#### Task to carry out:
Among the lines below, which ones contain the word "killer"? Copy every such line.

START Data

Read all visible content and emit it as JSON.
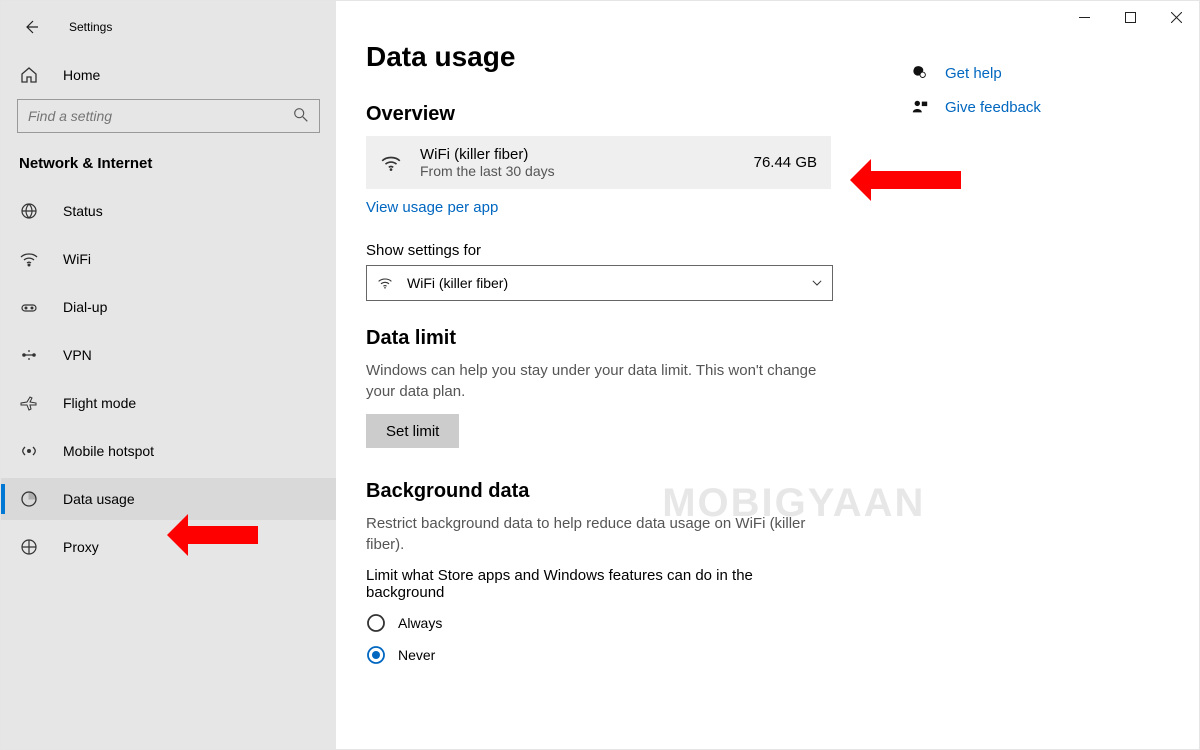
{
  "window": {
    "title": "Settings"
  },
  "sidebar": {
    "home_label": "Home",
    "search_placeholder": "Find a setting",
    "section_label": "Network & Internet",
    "items": [
      {
        "label": "Status"
      },
      {
        "label": "WiFi"
      },
      {
        "label": "Dial-up"
      },
      {
        "label": "VPN"
      },
      {
        "label": "Flight mode"
      },
      {
        "label": "Mobile hotspot"
      },
      {
        "label": "Data usage"
      },
      {
        "label": "Proxy"
      }
    ]
  },
  "main": {
    "page_title": "Data usage",
    "overview_heading": "Overview",
    "overview": {
      "network_name": "WiFi (killer fiber)",
      "period": "From the last 30 days",
      "amount": "76.44 GB"
    },
    "view_per_app_link": "View usage per app",
    "show_settings_label": "Show settings for",
    "dropdown_value": "WiFi (killer fiber)",
    "data_limit_heading": "Data limit",
    "data_limit_desc": "Windows can help you stay under your data limit. This won't change your data plan.",
    "set_limit_btn": "Set limit",
    "background_heading": "Background data",
    "background_desc": "Restrict background data to help reduce data usage on WiFi (killer fiber).",
    "background_question": "Limit what Store apps and Windows features can do in the background",
    "radio_always": "Always",
    "radio_never": "Never"
  },
  "help": {
    "get_help": "Get help",
    "give_feedback": "Give feedback"
  },
  "watermark": "MOBIGYAAN"
}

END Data

#### Solved problem:
      "network_name": "WiFi (killer fiber)",
    "dropdown_value": "WiFi (killer fiber)",
    "background_desc": "Restrict background data to help reduce data usage on WiFi (killer fiber).",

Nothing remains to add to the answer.